One month ago, I began studying an undergraduate Sociology degree with the Open University, the largest academic institution in the UK. I decided to take on this distance learning course full time, knowing it was going to be a challenge to balance this new responsibility with working and hopefully getting out of the house once in a while. These last few weeks have taught me a lot, not only about my most effective learning style but also about myself, as cliché as it sounds.
I’m loving independent studying. I feel in control of how I’m learning and the pace of my learning in a way I’ve never thought about before. I hadn’t quite realised, but the rigid scheduling of college really did take a lot of the enjoyment of learning away from me; my focus was often on the pressure to study in a certain way which hasn’t happened at all with the OU.
I don’t require much outside motivation. In a physical institution constantly surrounded by people, I often felt motivated by seeing other people complete the work and hearing them talk about it. With distance learning I’ve found a much stronger motivation in wanting to prove to myself that I am capable of achieving this, which has surprised me.
I don’t rely on the online forums. On a related note, before starting this course I thought the online forums would be the place to draw motivation from. Although this is partially true, I haven’t used them anywhere near as much as I thought I would. They have been a useful resource to keep an eye on the general thinking of other people doing the degree but I haven’t found the threads too helpful so far.
Organisation is key. What has got me through this first month is staying organised. Working methodically, keeping neat notes and planning in my study sessions have all been huge factors in making sure everything has gone smoothly.
Being behind, at least for a little while, is okay (and having days off is important). One of the aspects of being in charge of my own pace of studying that stresses me out is the thought of suddenly being way, way behind and unable to catch up. Of course, with good organisation and planned days off this can’t really happen. And even if I have gotten behind one week, it has always seemed pretty easy to catch up again the following week.
Getting the first marked assignment back is both exciting and scary. Probably the most rewarding moment on the course so far was receiving my first ever feedback for a marked piece of work. A moment I felt apprehensive about but also excited; I am looking forward to having more of these moments further down the line.
That’s probably enough observations for now, but I guess it is obvious to see I am really enjoying distance learning so far, a lot more than I thought I would.
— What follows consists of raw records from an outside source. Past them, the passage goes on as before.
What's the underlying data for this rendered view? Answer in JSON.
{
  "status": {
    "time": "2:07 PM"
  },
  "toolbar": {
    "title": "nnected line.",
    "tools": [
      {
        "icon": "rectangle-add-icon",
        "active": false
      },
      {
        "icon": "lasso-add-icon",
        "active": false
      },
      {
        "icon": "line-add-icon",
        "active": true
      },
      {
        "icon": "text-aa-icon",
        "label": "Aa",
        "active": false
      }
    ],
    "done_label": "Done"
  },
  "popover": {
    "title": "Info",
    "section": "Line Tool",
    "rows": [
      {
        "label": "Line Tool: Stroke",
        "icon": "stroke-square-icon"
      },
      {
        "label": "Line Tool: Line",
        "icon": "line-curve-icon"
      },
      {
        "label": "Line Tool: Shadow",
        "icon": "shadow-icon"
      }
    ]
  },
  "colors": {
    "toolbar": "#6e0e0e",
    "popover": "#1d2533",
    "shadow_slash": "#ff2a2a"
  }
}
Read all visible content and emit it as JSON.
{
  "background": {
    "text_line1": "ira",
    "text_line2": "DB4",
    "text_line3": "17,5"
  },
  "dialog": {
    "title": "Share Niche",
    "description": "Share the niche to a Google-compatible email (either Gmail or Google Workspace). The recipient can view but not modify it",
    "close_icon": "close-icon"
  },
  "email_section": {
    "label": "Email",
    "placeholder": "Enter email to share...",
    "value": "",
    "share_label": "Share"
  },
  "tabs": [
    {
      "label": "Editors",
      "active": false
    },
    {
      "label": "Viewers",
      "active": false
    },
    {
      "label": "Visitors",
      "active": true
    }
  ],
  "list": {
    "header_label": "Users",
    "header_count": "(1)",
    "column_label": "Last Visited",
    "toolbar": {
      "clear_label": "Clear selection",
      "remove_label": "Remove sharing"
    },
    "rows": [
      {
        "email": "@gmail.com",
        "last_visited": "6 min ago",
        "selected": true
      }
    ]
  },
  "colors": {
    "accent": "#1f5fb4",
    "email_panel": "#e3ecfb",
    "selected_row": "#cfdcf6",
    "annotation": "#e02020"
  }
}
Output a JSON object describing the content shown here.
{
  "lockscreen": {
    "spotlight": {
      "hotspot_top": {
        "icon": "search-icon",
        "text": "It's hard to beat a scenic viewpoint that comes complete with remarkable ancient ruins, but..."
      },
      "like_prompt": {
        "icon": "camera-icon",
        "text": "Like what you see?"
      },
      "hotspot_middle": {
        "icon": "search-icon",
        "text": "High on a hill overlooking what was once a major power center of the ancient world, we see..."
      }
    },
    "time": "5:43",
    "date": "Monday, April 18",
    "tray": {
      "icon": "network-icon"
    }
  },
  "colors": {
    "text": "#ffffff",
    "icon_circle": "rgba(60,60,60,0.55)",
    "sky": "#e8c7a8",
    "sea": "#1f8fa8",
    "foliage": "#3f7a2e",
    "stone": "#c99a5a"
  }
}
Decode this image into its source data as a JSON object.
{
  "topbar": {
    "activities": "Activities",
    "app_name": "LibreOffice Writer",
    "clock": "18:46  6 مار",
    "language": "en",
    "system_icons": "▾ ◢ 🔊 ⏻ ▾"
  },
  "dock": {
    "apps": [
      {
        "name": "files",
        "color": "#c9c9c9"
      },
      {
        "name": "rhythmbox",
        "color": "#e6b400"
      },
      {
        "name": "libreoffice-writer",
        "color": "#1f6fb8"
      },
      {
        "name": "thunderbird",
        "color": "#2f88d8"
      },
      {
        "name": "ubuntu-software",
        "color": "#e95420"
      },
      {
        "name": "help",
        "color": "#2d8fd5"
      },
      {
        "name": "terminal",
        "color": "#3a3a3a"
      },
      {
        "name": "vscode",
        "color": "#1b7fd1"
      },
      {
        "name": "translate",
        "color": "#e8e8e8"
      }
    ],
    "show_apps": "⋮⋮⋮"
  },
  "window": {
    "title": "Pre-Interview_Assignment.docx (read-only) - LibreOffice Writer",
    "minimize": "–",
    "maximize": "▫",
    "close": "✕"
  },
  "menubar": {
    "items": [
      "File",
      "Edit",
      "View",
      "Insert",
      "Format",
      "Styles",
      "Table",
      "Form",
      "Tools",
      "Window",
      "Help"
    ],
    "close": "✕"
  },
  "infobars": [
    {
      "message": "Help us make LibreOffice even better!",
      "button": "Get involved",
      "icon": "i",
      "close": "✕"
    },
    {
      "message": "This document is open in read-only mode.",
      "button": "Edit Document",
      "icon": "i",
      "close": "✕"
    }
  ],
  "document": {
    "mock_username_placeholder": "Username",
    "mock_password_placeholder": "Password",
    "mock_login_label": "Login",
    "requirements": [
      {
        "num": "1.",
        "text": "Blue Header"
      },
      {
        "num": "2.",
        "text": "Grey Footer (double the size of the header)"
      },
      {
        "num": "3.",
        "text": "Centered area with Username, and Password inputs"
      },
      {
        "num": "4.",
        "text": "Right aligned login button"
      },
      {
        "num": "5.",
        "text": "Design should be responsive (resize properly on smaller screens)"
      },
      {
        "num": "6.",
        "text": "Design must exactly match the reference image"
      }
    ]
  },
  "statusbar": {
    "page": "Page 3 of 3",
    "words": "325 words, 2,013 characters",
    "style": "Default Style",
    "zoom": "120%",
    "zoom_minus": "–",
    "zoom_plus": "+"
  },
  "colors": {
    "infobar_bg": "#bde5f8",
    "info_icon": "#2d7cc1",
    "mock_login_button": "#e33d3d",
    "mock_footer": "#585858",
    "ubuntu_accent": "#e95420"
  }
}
I’ll do a post soon about why I chose distance learning, but if you’re interested in finding out more for yourself, pop over to the OU website to browse their selection of degrees.
Are there any other distance learners out there? Or if you’re considering doing it, anything you’re curious to know?